For all of us Jews it has been a horrific week. But alongside the tragedy of murdered children, parents and IDF soldiers, I have experienced an unprecedented demonstration of support among the residents not only of my little village of Serrastretta but among local officials who have pledged to increase security for me and for our synagogue, “Ner Tamid del Sud,” (The Eternal Light of South Italy).
In one week’s time the solidarity offered to us by our neighbors, Catholic and secular, has been remarkable.
The week began with an invitation extended by the Minister of Public Safety who asked that I join a specially convened meeting held by officials of the provincial government based in Catanzaro. Their concern was synagogue security and learning more about the Jewish religion so as to broaden their understanding of their Jewish neighbors.
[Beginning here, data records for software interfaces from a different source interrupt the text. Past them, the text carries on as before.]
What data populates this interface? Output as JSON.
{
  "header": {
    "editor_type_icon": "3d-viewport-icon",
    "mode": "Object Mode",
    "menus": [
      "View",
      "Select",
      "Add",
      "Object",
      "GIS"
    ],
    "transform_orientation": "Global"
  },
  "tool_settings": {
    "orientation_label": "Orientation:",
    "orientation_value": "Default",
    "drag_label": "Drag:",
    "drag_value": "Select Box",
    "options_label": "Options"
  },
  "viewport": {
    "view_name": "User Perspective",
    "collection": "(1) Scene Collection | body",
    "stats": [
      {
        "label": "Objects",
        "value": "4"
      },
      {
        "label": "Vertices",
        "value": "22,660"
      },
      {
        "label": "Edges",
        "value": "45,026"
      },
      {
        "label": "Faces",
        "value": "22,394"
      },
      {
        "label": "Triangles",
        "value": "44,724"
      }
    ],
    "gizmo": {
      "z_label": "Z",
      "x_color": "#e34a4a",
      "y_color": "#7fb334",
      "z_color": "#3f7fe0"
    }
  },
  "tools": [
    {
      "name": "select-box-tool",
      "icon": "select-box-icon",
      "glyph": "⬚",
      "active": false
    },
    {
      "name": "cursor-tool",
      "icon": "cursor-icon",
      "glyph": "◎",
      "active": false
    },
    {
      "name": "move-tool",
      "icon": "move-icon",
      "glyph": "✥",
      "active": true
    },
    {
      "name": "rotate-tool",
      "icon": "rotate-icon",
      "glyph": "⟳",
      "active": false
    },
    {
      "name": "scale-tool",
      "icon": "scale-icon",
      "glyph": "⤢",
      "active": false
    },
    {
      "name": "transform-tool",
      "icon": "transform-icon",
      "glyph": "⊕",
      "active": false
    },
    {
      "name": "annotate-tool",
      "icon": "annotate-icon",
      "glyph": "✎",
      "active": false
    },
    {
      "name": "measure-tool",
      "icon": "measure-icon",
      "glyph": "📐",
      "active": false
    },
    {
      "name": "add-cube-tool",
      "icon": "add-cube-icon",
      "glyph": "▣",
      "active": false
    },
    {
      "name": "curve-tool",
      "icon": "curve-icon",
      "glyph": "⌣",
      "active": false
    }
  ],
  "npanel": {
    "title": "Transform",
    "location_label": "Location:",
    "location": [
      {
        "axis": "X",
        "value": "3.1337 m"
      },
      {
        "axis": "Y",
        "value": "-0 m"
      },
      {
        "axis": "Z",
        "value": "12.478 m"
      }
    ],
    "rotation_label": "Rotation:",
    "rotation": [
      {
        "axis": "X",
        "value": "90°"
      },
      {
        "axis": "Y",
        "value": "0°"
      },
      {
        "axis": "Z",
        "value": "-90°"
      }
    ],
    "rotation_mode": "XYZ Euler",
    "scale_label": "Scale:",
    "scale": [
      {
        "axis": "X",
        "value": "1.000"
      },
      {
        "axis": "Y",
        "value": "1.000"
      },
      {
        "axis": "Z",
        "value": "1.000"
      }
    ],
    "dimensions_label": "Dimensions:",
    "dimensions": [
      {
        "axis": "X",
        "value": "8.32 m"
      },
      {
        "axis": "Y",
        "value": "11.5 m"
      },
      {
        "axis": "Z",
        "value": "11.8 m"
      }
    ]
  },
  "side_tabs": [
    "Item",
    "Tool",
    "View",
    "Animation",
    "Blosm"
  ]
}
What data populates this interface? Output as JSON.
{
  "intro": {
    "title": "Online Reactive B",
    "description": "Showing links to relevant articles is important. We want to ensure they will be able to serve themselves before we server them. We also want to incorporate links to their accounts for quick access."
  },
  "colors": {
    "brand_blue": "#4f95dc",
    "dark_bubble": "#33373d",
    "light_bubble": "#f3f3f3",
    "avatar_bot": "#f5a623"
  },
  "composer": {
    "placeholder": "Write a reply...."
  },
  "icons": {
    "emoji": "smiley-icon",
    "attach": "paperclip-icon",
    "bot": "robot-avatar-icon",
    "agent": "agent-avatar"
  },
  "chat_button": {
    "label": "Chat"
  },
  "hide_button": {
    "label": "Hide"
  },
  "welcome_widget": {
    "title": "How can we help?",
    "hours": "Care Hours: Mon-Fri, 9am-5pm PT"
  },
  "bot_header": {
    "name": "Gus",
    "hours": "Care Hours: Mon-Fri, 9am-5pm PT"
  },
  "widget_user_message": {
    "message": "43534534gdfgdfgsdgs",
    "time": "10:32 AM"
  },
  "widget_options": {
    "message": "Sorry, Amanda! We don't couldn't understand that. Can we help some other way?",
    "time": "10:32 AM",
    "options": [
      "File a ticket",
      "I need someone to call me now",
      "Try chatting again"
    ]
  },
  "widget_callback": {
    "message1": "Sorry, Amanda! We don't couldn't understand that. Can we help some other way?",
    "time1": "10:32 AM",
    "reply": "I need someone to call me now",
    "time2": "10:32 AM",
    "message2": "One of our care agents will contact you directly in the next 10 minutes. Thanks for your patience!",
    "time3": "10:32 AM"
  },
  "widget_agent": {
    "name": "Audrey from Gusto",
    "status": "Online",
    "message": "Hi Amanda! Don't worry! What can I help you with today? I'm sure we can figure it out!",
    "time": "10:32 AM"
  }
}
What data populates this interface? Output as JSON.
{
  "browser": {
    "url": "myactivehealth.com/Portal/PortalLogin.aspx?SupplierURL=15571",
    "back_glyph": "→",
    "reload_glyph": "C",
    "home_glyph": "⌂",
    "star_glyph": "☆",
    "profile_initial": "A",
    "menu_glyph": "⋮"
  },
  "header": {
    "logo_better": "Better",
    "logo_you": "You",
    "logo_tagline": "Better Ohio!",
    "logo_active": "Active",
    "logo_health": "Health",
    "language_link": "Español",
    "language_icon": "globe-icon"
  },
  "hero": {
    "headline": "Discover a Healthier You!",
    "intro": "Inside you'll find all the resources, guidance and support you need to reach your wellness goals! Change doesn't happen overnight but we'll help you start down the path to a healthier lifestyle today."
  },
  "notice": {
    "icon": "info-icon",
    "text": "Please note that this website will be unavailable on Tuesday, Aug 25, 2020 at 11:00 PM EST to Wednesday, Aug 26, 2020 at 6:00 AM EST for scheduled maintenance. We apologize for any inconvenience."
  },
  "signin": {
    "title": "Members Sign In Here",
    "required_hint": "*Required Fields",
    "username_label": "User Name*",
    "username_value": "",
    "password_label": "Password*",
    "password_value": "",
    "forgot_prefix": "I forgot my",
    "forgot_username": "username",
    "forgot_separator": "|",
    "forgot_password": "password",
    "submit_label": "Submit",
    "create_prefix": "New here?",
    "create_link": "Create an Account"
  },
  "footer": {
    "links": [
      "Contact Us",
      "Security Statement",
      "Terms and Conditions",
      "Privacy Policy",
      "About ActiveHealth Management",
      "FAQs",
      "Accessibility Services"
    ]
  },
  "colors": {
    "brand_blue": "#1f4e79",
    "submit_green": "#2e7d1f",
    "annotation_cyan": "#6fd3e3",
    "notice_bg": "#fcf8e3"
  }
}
Two days later the captains of the Carabinieri (Italian State Police) of three local jurisdictions asked to meet with me. In addition to noting the dates of our Shabbat services and Jewish festivals, these three military officers asked to tour the synagogue to learn more about the Jewish religion and the activities of our cultural center (IjCCC) as well.
A call from the Calabria Regional television station, Lacnews24 asked for an interview. I was happy to have the opportunity to explain my unequivocal support for Israel and my condemnation of Hamas as a terrorist organization. The link below will take you to the interview, in Italian (that follows 30 seconds of advertising).
When I returned home I found a beautiful letter, from Serrastretta’s soccer club, Club Roma. I was touched that the club officials translated their condolences and support into Hebrew. It has been gratifying to meet friends and neighbors who have taken the time to offer sympathy and solidarity with us, their Jewish neighbors.
The following message, from Judith Yitzach, who spent her first five years at the Ferramonti Camp (Cosenza) where Italian soldiers and local villagers saved the lives of 4,000 Jews. Judith is grateful to the Calabresi who saved her life. She writes:
Dear Rabbi Barbara,
Myself and my family are okay, unhurt, but grieving and deeply worried. This situation is just unbelievable, and who knows what still awaits us. In Israel, being a small country, everybody knows somebody who was personally involved, so the tragedies are widely shared. Thank you for standing with us, I can feel the support and care streaming from your heart directly into mine.
And then there was the young boy, our neighbor, who came to visit me last Sunday to say, “Rabbina, I know this is a very sad day for you.”
Thank you, Serrastretta. Thank you, Calabria.